[Exercise]: How many lines of the data contain the string "name"? Write the number and nothing more.
[[ Input material open ]]
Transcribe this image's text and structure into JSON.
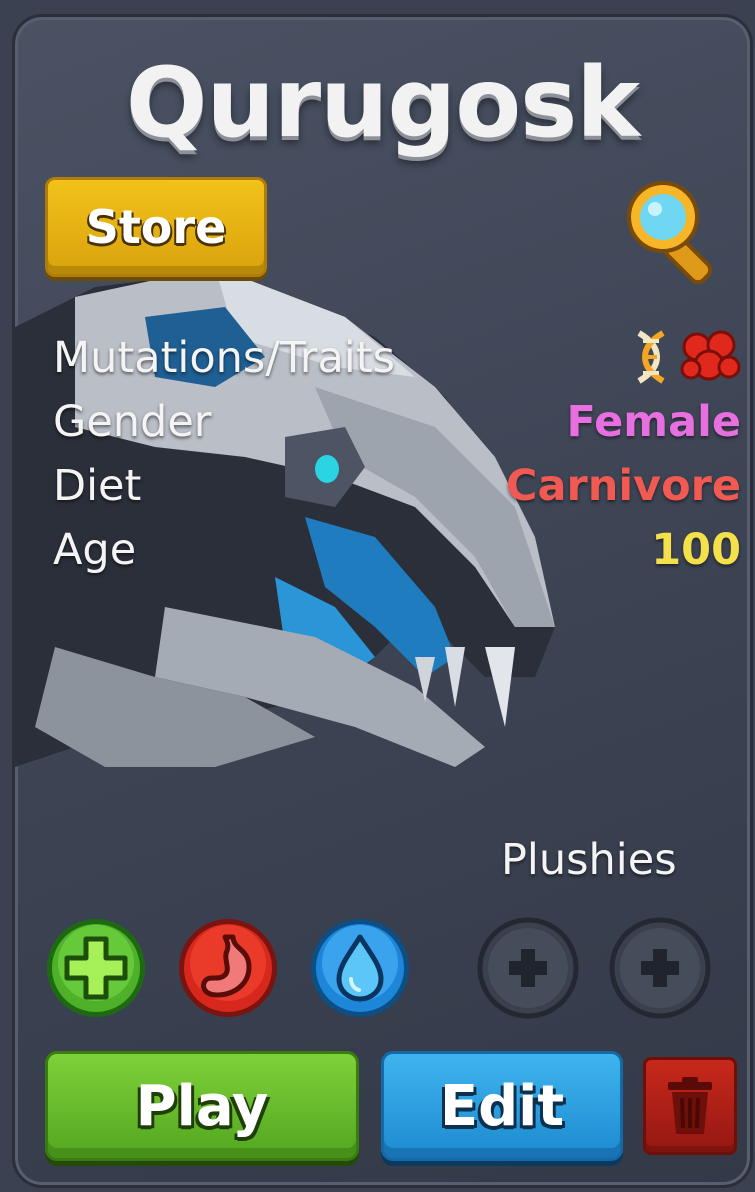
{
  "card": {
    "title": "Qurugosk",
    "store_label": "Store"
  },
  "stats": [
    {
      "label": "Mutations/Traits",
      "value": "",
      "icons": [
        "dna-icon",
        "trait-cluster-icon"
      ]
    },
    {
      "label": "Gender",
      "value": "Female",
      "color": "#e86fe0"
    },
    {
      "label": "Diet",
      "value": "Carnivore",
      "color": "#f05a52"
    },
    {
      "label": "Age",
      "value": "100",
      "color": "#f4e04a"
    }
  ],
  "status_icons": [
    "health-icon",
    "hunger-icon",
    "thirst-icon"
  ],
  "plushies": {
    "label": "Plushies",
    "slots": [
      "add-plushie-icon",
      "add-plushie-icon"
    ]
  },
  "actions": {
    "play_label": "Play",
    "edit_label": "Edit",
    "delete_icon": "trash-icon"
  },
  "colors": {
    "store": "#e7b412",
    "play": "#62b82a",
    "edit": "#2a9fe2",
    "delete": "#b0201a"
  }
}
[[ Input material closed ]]
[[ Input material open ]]
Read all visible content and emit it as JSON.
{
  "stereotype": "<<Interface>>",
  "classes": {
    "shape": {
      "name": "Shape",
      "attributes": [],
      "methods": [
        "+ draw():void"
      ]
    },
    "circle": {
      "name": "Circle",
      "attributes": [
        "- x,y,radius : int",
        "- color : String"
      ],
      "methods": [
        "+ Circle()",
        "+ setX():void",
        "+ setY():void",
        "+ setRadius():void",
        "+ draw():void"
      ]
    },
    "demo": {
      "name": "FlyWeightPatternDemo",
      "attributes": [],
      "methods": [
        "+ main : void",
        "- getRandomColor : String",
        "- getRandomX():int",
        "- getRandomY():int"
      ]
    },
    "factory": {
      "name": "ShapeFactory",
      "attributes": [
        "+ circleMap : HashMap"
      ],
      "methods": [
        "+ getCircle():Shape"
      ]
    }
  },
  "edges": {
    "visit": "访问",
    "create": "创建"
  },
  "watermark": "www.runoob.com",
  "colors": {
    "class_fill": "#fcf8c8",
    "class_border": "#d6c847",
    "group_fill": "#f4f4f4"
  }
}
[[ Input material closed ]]
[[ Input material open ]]
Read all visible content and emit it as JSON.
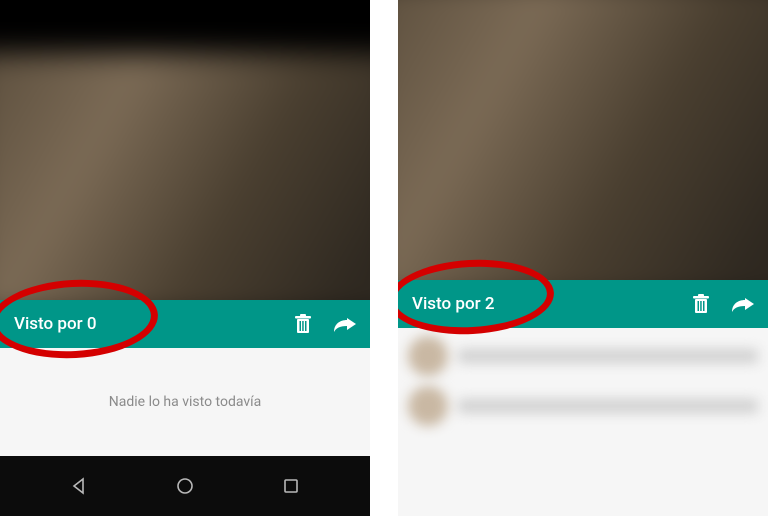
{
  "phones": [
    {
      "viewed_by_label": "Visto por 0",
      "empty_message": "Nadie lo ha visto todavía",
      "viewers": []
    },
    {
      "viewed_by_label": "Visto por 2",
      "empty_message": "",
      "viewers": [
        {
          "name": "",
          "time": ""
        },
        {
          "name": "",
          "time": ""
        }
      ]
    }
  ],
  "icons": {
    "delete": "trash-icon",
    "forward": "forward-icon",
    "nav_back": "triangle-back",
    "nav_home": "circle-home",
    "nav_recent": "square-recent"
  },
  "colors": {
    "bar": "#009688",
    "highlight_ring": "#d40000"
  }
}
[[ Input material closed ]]
[Solution]: 6